Ticketmaster Summer in Stages

The Pride

Alexi Kaye Campbell
Ambassador Theatre Group and Jamie Lloyd Productions
Opera House, Manchester

Al Weaver as Oliver and Mathew Horne as Peter Credit: Marc Brenner
Naomi Sheldon as Sylvia and Harry Hadden-Paton as Philip Credit: Marc Brenner
Al Weaver as Oliver and Harry Hadden-Paton as Philip Credit: Marc Brenner

Despite David Benedict's objections to the term in the programme, Alexi Kaye Campbell's debut script is a "gay play" in that it targets issues that uniquely affect—or affected—gay men in Britain.

In fact it is two plays, as the scenes alternate between a pre-Wolfenden Britain in which the police entrapped gay men, notably John Gielgud in 1953, into propositioning them before charging them with Gross Indecency, and a modern piece about a gay couple whose relationship is under strain.

The earlier scenes are a sort of gay Brief Encounter, with accents to match, in which children's author Oliver is introduced by his illustrator Sylvia to her husband Philip, and there is clearly an attraction between the two men. Philip rejects any feelings towards men, but it is clear that such attractions have occurred before and caused a strain in the marriage.

The strain in modern-day Oliver and Philip's relationship is due to what immature writer Oliver refers to as his "sex addiction", but to photographer Philip this promiscuity signals an end to the relationship. Oliver takes refuge with his straight friend Sylvia whose new relationship with her Italian boyfriend is threatened due to Oliver's selfish neediness.

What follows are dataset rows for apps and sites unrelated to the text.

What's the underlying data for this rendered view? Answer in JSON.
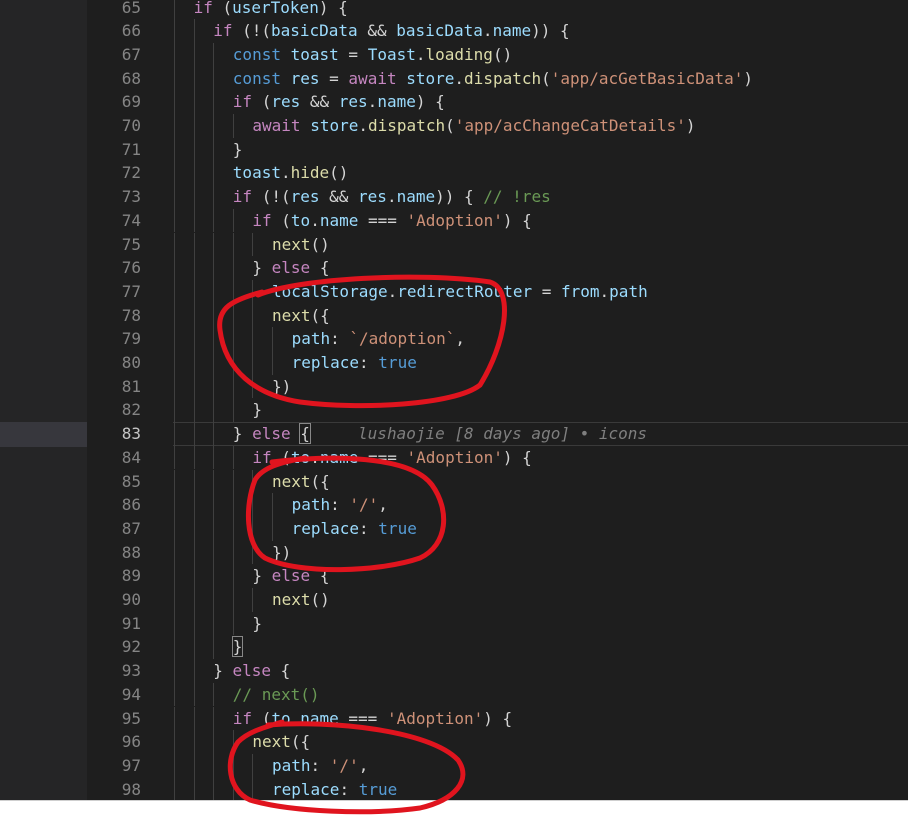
{
  "editor": {
    "lines": [
      {
        "num": "65",
        "indent": 1,
        "tokens": [
          {
            "t": "if",
            "c": "c"
          },
          {
            "t": " (",
            "c": "o"
          },
          {
            "t": "userToken",
            "c": "v"
          },
          {
            "t": ") {",
            "c": "o"
          }
        ]
      },
      {
        "num": "66",
        "indent": 2,
        "tokens": [
          {
            "t": "if",
            "c": "c"
          },
          {
            "t": " (!(",
            "c": "o"
          },
          {
            "t": "basicData",
            "c": "v"
          },
          {
            "t": " && ",
            "c": "o"
          },
          {
            "t": "basicData",
            "c": "v"
          },
          {
            "t": ".",
            "c": "o"
          },
          {
            "t": "name",
            "c": "v"
          },
          {
            "t": ")) {",
            "c": "o"
          }
        ]
      },
      {
        "num": "67",
        "indent": 3,
        "tokens": [
          {
            "t": "const",
            "c": "k"
          },
          {
            "t": " ",
            "c": "o"
          },
          {
            "t": "toast",
            "c": "v"
          },
          {
            "t": " = ",
            "c": "o"
          },
          {
            "t": "Toast",
            "c": "v"
          },
          {
            "t": ".",
            "c": "o"
          },
          {
            "t": "loading",
            "c": "f"
          },
          {
            "t": "()",
            "c": "o"
          }
        ]
      },
      {
        "num": "68",
        "indent": 3,
        "tokens": [
          {
            "t": "const",
            "c": "k"
          },
          {
            "t": " ",
            "c": "o"
          },
          {
            "t": "res",
            "c": "v"
          },
          {
            "t": " = ",
            "c": "o"
          },
          {
            "t": "await",
            "c": "c"
          },
          {
            "t": " ",
            "c": "o"
          },
          {
            "t": "store",
            "c": "v"
          },
          {
            "t": ".",
            "c": "o"
          },
          {
            "t": "dispatch",
            "c": "f"
          },
          {
            "t": "(",
            "c": "o"
          },
          {
            "t": "'app/acGetBasicData'",
            "c": "s"
          },
          {
            "t": ")",
            "c": "o"
          }
        ]
      },
      {
        "num": "69",
        "indent": 3,
        "tokens": [
          {
            "t": "if",
            "c": "c"
          },
          {
            "t": " (",
            "c": "o"
          },
          {
            "t": "res",
            "c": "v"
          },
          {
            "t": " && ",
            "c": "o"
          },
          {
            "t": "res",
            "c": "v"
          },
          {
            "t": ".",
            "c": "o"
          },
          {
            "t": "name",
            "c": "v"
          },
          {
            "t": ") {",
            "c": "o"
          }
        ]
      },
      {
        "num": "70",
        "indent": 4,
        "tokens": [
          {
            "t": "await",
            "c": "c"
          },
          {
            "t": " ",
            "c": "o"
          },
          {
            "t": "store",
            "c": "v"
          },
          {
            "t": ".",
            "c": "o"
          },
          {
            "t": "dispatch",
            "c": "f"
          },
          {
            "t": "(",
            "c": "o"
          },
          {
            "t": "'app/acChangeCatDetails'",
            "c": "s"
          },
          {
            "t": ")",
            "c": "o"
          }
        ]
      },
      {
        "num": "71",
        "indent": 3,
        "tokens": [
          {
            "t": "}",
            "c": "o"
          }
        ]
      },
      {
        "num": "72",
        "indent": 3,
        "tokens": [
          {
            "t": "toast",
            "c": "v"
          },
          {
            "t": ".",
            "c": "o"
          },
          {
            "t": "hide",
            "c": "f"
          },
          {
            "t": "()",
            "c": "o"
          }
        ]
      },
      {
        "num": "73",
        "indent": 3,
        "tokens": [
          {
            "t": "if",
            "c": "c"
          },
          {
            "t": " (!(",
            "c": "o"
          },
          {
            "t": "res",
            "c": "v"
          },
          {
            "t": " && ",
            "c": "o"
          },
          {
            "t": "res",
            "c": "v"
          },
          {
            "t": ".",
            "c": "o"
          },
          {
            "t": "name",
            "c": "v"
          },
          {
            "t": ")) { ",
            "c": "o"
          },
          {
            "t": "// !res",
            "c": "cm"
          }
        ]
      },
      {
        "num": "74",
        "indent": 4,
        "tokens": [
          {
            "t": "if",
            "c": "c"
          },
          {
            "t": " (",
            "c": "o"
          },
          {
            "t": "to",
            "c": "v"
          },
          {
            "t": ".",
            "c": "o"
          },
          {
            "t": "name",
            "c": "v"
          },
          {
            "t": " === ",
            "c": "o"
          },
          {
            "t": "'Adoption'",
            "c": "s"
          },
          {
            "t": ") {",
            "c": "o"
          }
        ]
      },
      {
        "num": "75",
        "indent": 5,
        "tokens": [
          {
            "t": "next",
            "c": "f"
          },
          {
            "t": "()",
            "c": "o"
          }
        ]
      },
      {
        "num": "76",
        "indent": 4,
        "tokens": [
          {
            "t": "} ",
            "c": "o"
          },
          {
            "t": "else",
            "c": "c"
          },
          {
            "t": " {",
            "c": "o"
          }
        ]
      },
      {
        "num": "77",
        "indent": 5,
        "tokens": [
          {
            "t": "localStorage",
            "c": "v"
          },
          {
            "t": ".",
            "c": "o"
          },
          {
            "t": "redirectRouter",
            "c": "v"
          },
          {
            "t": " = ",
            "c": "o"
          },
          {
            "t": "from",
            "c": "v"
          },
          {
            "t": ".",
            "c": "o"
          },
          {
            "t": "path",
            "c": "v"
          }
        ]
      },
      {
        "num": "78",
        "indent": 5,
        "tokens": [
          {
            "t": "next",
            "c": "f"
          },
          {
            "t": "({",
            "c": "o"
          }
        ]
      },
      {
        "num": "79",
        "indent": 6,
        "tokens": [
          {
            "t": "path",
            "c": "v"
          },
          {
            "t": ": ",
            "c": "o"
          },
          {
            "t": "`/adoption`",
            "c": "s"
          },
          {
            "t": ",",
            "c": "o"
          }
        ]
      },
      {
        "num": "80",
        "indent": 6,
        "tokens": [
          {
            "t": "replace",
            "c": "v"
          },
          {
            "t": ": ",
            "c": "o"
          },
          {
            "t": "true",
            "c": "k"
          }
        ]
      },
      {
        "num": "81",
        "indent": 5,
        "tokens": [
          {
            "t": "})",
            "c": "o"
          }
        ]
      },
      {
        "num": "82",
        "indent": 4,
        "tokens": [
          {
            "t": "}",
            "c": "o"
          }
        ]
      },
      {
        "num": "83",
        "indent": 3,
        "current": true,
        "tokens": [
          {
            "t": "} ",
            "c": "o"
          },
          {
            "t": "else",
            "c": "c"
          },
          {
            "t": " ",
            "c": "o"
          },
          {
            "t": "{",
            "c": "o",
            "box": true
          },
          {
            "t": "     lushaojie [8 days ago] • icons",
            "c": "blame"
          }
        ]
      },
      {
        "num": "84",
        "indent": 4,
        "tokens": [
          {
            "t": "if",
            "c": "c"
          },
          {
            "t": " (",
            "c": "o"
          },
          {
            "t": "to",
            "c": "v"
          },
          {
            "t": ".",
            "c": "o"
          },
          {
            "t": "name",
            "c": "v"
          },
          {
            "t": " === ",
            "c": "o"
          },
          {
            "t": "'Adoption'",
            "c": "s"
          },
          {
            "t": ") {",
            "c": "o"
          }
        ]
      },
      {
        "num": "85",
        "indent": 5,
        "tokens": [
          {
            "t": "next",
            "c": "f"
          },
          {
            "t": "({",
            "c": "o"
          }
        ]
      },
      {
        "num": "86",
        "indent": 6,
        "tokens": [
          {
            "t": "path",
            "c": "v"
          },
          {
            "t": ": ",
            "c": "o"
          },
          {
            "t": "'/'",
            "c": "s"
          },
          {
            "t": ",",
            "c": "o"
          }
        ]
      },
      {
        "num": "87",
        "indent": 6,
        "tokens": [
          {
            "t": "replace",
            "c": "v"
          },
          {
            "t": ": ",
            "c": "o"
          },
          {
            "t": "true",
            "c": "k"
          }
        ]
      },
      {
        "num": "88",
        "indent": 5,
        "tokens": [
          {
            "t": "})",
            "c": "o"
          }
        ]
      },
      {
        "num": "89",
        "indent": 4,
        "tokens": [
          {
            "t": "} ",
            "c": "o"
          },
          {
            "t": "else",
            "c": "c"
          },
          {
            "t": " {",
            "c": "o"
          }
        ]
      },
      {
        "num": "90",
        "indent": 5,
        "tokens": [
          {
            "t": "next",
            "c": "f"
          },
          {
            "t": "()",
            "c": "o"
          }
        ]
      },
      {
        "num": "91",
        "indent": 4,
        "tokens": [
          {
            "t": "}",
            "c": "o"
          }
        ]
      },
      {
        "num": "92",
        "indent": 3,
        "tokens": [
          {
            "t": "}",
            "c": "o",
            "box": true
          }
        ]
      },
      {
        "num": "93",
        "indent": 2,
        "tokens": [
          {
            "t": "} ",
            "c": "o"
          },
          {
            "t": "else",
            "c": "c"
          },
          {
            "t": " {",
            "c": "o"
          }
        ]
      },
      {
        "num": "94",
        "indent": 3,
        "tokens": [
          {
            "t": "// next()",
            "c": "cm"
          }
        ]
      },
      {
        "num": "95",
        "indent": 3,
        "tokens": [
          {
            "t": "if",
            "c": "c"
          },
          {
            "t": " (",
            "c": "o"
          },
          {
            "t": "to",
            "c": "v"
          },
          {
            "t": ".",
            "c": "o"
          },
          {
            "t": "name",
            "c": "v"
          },
          {
            "t": " === ",
            "c": "o"
          },
          {
            "t": "'Adoption'",
            "c": "s"
          },
          {
            "t": ") {",
            "c": "o"
          }
        ]
      },
      {
        "num": "96",
        "indent": 4,
        "tokens": [
          {
            "t": "next",
            "c": "f"
          },
          {
            "t": "({",
            "c": "o"
          }
        ]
      },
      {
        "num": "97",
        "indent": 5,
        "tokens": [
          {
            "t": "path",
            "c": "v"
          },
          {
            "t": ": ",
            "c": "o"
          },
          {
            "t": "'/'",
            "c": "s"
          },
          {
            "t": ",",
            "c": "o"
          }
        ]
      },
      {
        "num": "98",
        "indent": 5,
        "tokens": [
          {
            "t": "replace",
            "c": "v"
          },
          {
            "t": ": ",
            "c": "o"
          },
          {
            "t": "true",
            "c": "k"
          }
        ]
      }
    ]
  },
  "colors": {
    "annotation": "#e0141e",
    "editor_bg": "#1e1e1e",
    "sidebar_bg": "#252526"
  }
}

The stories don't have a direct correlation other than the characters' names and the issues of a gay relationship, but the action neatly travels from one to the other in Jamie Lloyd's slick production, often with a character from the next scene entering before the end of the current one.

Campbell's dialogue, emphasised by the production, is rather like music hall crosstalk, with its rapid-fire delivery, almost overlapping, and few gaps between. The characters talk and talk, revealing everything, holding nothing back, like in a soap opera and scenes seem to go on far past their natural end. On the other hand, there are plenty of funny moments and lines, many aimed squarely at a knowing gay audience but still funny for the rest of the audience, and some quite poignant scenes.

The production, played in front of Soutra Gilmour's mirrored set, is immediately impressive with excellent, confident performances from all. Al Weaver stands out in particular as Oliver, getting a lot of humour out of the later character but a neediness and loneliness from both. He is supported very well by Harry Hadden-Paton as Philip and Naomi Sheldon as Sylvia.

Mathew Horne gets star billing but he only rarely appears to fill in three smaller characters, all of which he executes impressively.

The writing often comes across as polished and detailed, but the play as a whole has more clever tricks than it has heart. While on the one hand it is overwritten, in the sense that characters say more than they need to and scenes continue long after they have fulfilled their purpose, the two stories don't have a great deal of depth to them.

But as a debut play it is impressive and there is much for which it should be commended. The production papers over some of the weaknesses in the writing quite effectively, but there are indications that this writer will produce some impressive work in the future, if he hasn't already.

Reviewer: David Chadderton